Hunkpapa Tribe, Hunkpapa Indians, Hunkpapa Sioux Indians. ( Hunkpapa is variously interpreted ‘at the entrance, ‘at the head end of the circle,’ ‘those who camp by themselves,’ and `wanderers’). A division of the Teton Sioux. From the meager data relating to the history of this band it seeing probable that it is one of comparatively modern formation. When Hennepin, in 1680, found what are believed to have been the Teton as far as the banks of the upper Mississippi, no mention of the Hunkpapa at that early date or for 100 years there after can be found unless it be under some name yet unidentified. Their name is not mentioned by Lewis and Clark, though it is possible that the tribe is included in the Tetons Saone of those explorers. The name first appears as Honkpapa, and it is properly written Honkpapa in the treaty of 1825. It is evident that the tribe was then well known, although its history previous to this date is undetermined. The Tetons Saone were located by Lewis and Clark, in 1804, on both sides of the Missouri below Beaver creek, North Dakota, and were estimated at 300 men or 900 souls in 120 tipis. Ramsey (1849) gave their location as near Cannonball river. Culbertson (1850) gave their range as on the Cheyenne, Moreau, Grand, and Cannonball rivers, and estimated them at 320 tipis. Gen. Warren (1855) said that they lived on the Missouri near the mouth of the Moreau and roamed from the Big Cheyenne up to the Yellowstone, and west to the Black Hills. He states that they formerly intermarried extensively with the Cheyenne. His estimate of population is 365 tipis, 2,920 souls. He adds that many of the depredations along the Platte “are committed by the Unkpapas and Sihasapas.” It is indicative of their character that they were among the last of the Dakota to be brought upon reservations. The Indian agent, writing in 1854, says: “All the bands of Sioux have already received their presents with great appearance of friendship, excepting the Minnecowzues (Miniconjou), Blackfeet (Sihasapa), and Honepapas (Hunknapa). The former band are daily expected at the fort, and will gladly receive their annuities; but the Blackfeet and Honepapas still persist in refusing any annuities, and are constantly violating all the stipulations of the treaty. They are continually warring and committing depredations on whites and neighboring tribes, killing men and stealing horses. They even defy the Great Father, the President, and declare their intention to murder indiscriminately all that come within their reach. They, of all Indians, are now the most dreaded on the Missouri.” And when the agent finally succeeded in reaching them and holding a council with their chiefs at Fort Clark, they’ refused to receive the presents sent by the Government, stating that they did not want them, but preferred the liberty to take scalps and commit whatever depredations they pleased. They took part in most of the subsequent conflicts with the whites, as that at Ft Phil. Kearney and that with Custer on the Little Bighorn. The number of the band in 1891 was 571: these were gathered on Standing Rook Creek reservation, North and South Dakota.
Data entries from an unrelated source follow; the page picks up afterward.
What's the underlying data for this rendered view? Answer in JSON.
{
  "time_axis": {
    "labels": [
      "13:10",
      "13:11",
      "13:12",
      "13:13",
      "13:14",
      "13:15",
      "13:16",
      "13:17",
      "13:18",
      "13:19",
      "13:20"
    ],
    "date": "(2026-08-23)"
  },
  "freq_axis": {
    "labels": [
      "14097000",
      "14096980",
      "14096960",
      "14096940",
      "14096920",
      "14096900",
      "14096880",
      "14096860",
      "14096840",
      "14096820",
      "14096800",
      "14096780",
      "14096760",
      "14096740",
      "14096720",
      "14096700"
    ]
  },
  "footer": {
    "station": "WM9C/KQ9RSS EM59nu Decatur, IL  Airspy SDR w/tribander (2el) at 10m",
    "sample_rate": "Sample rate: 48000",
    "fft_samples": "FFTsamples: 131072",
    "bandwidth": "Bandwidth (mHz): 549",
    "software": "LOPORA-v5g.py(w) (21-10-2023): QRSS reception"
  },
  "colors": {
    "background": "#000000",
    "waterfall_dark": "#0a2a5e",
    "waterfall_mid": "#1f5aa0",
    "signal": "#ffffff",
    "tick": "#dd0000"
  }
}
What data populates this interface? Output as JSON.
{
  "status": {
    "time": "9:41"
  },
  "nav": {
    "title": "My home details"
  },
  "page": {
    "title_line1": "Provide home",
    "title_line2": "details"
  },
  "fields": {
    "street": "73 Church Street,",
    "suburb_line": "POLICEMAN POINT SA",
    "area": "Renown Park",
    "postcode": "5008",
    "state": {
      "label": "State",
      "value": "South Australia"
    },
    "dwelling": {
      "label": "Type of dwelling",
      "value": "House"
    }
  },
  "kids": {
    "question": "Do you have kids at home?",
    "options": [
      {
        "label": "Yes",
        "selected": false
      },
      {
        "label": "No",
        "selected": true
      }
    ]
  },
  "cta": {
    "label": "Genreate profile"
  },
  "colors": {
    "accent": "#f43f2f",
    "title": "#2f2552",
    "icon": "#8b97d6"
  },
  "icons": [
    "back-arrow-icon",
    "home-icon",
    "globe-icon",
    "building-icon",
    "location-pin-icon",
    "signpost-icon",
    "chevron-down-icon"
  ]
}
The population is no longer given separately. The noted Sitting Bull was chief of this tribe, though in making treaties he signed also for the Oglala.
Subdivisions and Bands of the Hunkpapa Tribe
The Hunkpapa Tribe was broken down into subdivisions and bands. Their subdivisions as given by J. O. Dorsey are:
Culbertson 1 mentions the following bands:
- Devil’s medicine-man band (Wakan)
- Half breechclout people (Chegnakeokisela)
- Fresh meat necklace people (Talonapin)
- Sleepy Kettle band (Cheokhba)
- Sore backs (Chankaokhan)
- Bad bows (Tinazipeshicha)
- Those that carry
- Fire-Heart’s band (Chantaapeta’s band) is supposed to be a part of the Hunkpapa.
- Culbertson, Smithson. Rep. 1850, 141, 1851[↩]
5 thoughts on “Hunkpapa Sioux Tribe”
Spottet Horn Bull was a Sioux or Crow?
How does one track down their indian heritage? I’ve been told that “Sitting Bull” is my 10th grandfather.
10th grandfather is too far back for the famous sitting Bull who lived in the mid to later half of the 1800s primarily. 4-5th would be more likely.
Are you related to the Lapointe family ? If not then your family story was almost certainly mistaken.
“The noted Sitting Bull was chief of this tribe, though in making treaties he signed also for the Oglala.”,
No, he didn’t. The man who signed the treaties was an Oglala, who was known as Sitting Bull or Packs-The-Drum. two different persons!